[Component data from apps and pages]
--------------------

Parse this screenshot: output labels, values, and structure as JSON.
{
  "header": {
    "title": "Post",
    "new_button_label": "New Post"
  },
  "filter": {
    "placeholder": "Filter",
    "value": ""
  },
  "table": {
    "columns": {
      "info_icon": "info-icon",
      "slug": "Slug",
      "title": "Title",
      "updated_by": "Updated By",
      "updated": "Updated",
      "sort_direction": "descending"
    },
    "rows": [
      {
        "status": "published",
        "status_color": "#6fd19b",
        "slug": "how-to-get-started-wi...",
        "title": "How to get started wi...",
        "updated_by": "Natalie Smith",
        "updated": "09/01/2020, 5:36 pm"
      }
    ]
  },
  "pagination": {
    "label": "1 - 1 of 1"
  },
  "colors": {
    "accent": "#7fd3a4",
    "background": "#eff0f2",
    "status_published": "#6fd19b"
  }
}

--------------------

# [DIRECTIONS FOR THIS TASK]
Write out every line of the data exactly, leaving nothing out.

# [OUTPUT OF THE EXERCISE]
Parse this screenshot: output labels, values, and structure as JSON.
{
  "header": {
    "title": "Post",
    "new_button_label": "New Post"
  },
  "filter": {
    "placeholder": "Filter",
    "value": ""
  },
  "table": {
    "columns": {
      "info_icon": "info-icon",
      "slug": "Slug",
      "title": "Title",
      "updated_by": "Updated By",
      "updated": "Updated",
      "sort_direction": "descending"
    },
    "rows": [
      {
        "status": "published",
        "status_color": "#6fd19b",
        "slug": "how-to-get-started-wi...",
        "title": "How to get started wi...",
        "updated_by": "Natalie Smith",
        "updated": "09/01/2020, 5:36 pm"
      }
    ]
  },
  "pagination": {
    "label": "1 - 1 of 1"
  },
  "colors": {
    "accent": "#7fd3a4",
    "background": "#eff0f2",
    "status_published": "#6fd19b"
  }
}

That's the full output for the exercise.